_EXERCISE DESCRIPTION:_ No pictures are to be included when the entries below are reproduced exactly.

++++

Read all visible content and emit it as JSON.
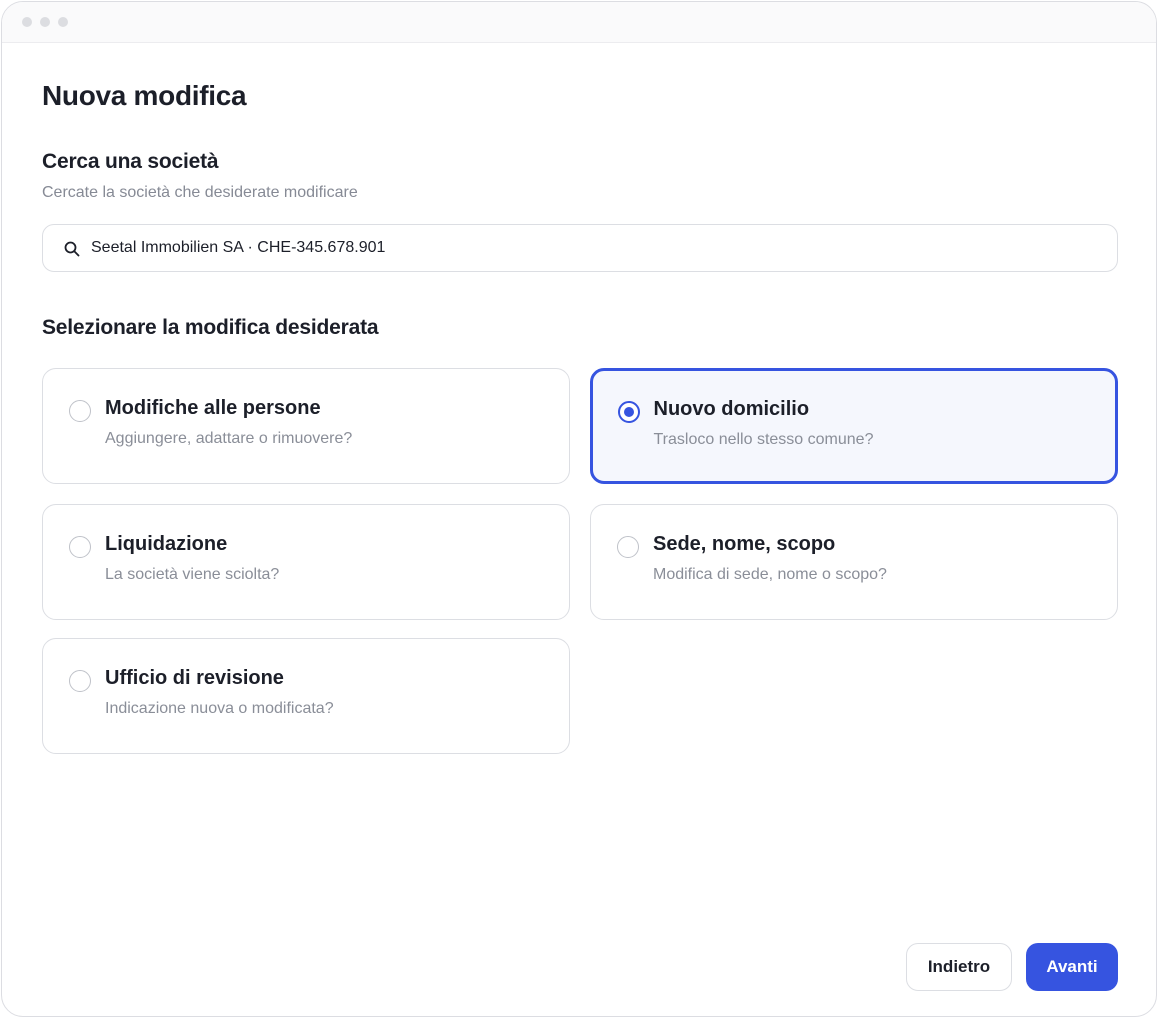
{
  "page": {
    "title": "Nuova modifica"
  },
  "search_section": {
    "title": "Cerca una società",
    "subtitle": "Cercate la società che desiderate modificare",
    "value": "Seetal Immobilien SA · CHE-345.678.901"
  },
  "options_section": {
    "title": "Selezionare la modifica desiderata",
    "options": [
      {
        "title": "Modifiche alle persone",
        "subtitle": "Aggiungere, adattare o rimuovere?",
        "selected": false
      },
      {
        "title": "Nuovo domicilio",
        "subtitle": "Trasloco nello stesso comune?",
        "selected": true
      },
      {
        "title": "Liquidazione",
        "subtitle": "La società viene sciolta?",
        "selected": false
      },
      {
        "title": "Sede, nome, scopo",
        "subtitle": "Modifica di sede, nome o scopo?",
        "selected": false
      },
      {
        "title": "Ufficio di revisione",
        "subtitle": "Indicazione nuova o modificata?",
        "selected": false
      }
    ]
  },
  "footer": {
    "back_label": "Indietro",
    "next_label": "Avanti"
  },
  "colors": {
    "accent": "#3654e0",
    "border": "#dcdee3",
    "muted_text": "#8a8e98"
  },
  "icons": {
    "search": "search-icon",
    "window_controls": "window-dot-icon"
  }
}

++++

_COMPLETED EXERCISE:_
Read all visible content and emit it as JSON.
{
  "page": {
    "title": "Nuova modifica"
  },
  "search_section": {
    "title": "Cerca una società",
    "subtitle": "Cercate la società che desiderate modificare",
    "value": "Seetal Immobilien SA · CHE-345.678.901"
  },
  "options_section": {
    "title": "Selezionare la modifica desiderata",
    "options": [
      {
        "title": "Modifiche alle persone",
        "subtitle": "Aggiungere, adattare o rimuovere?",
        "selected": false
      },
      {
        "title": "Nuovo domicilio",
        "subtitle": "Trasloco nello stesso comune?",
        "selected": true
      },
      {
        "title": "Liquidazione",
        "subtitle": "La società viene sciolta?",
        "selected": false
      },
      {
        "title": "Sede, nome, scopo",
        "subtitle": "Modifica di sede, nome o scopo?",
        "selected": false
      },
      {
        "title": "Ufficio di revisione",
        "subtitle": "Indicazione nuova o modificata?",
        "selected": false
      }
    ]
  },
  "footer": {
    "back_label": "Indietro",
    "next_label": "Avanti"
  },
  "colors": {
    "accent": "#3654e0",
    "border": "#dcdee3",
    "muted_text": "#8a8e98"
  },
  "icons": {
    "search": "search-icon",
    "window_controls": "window-dot-icon"
  }
}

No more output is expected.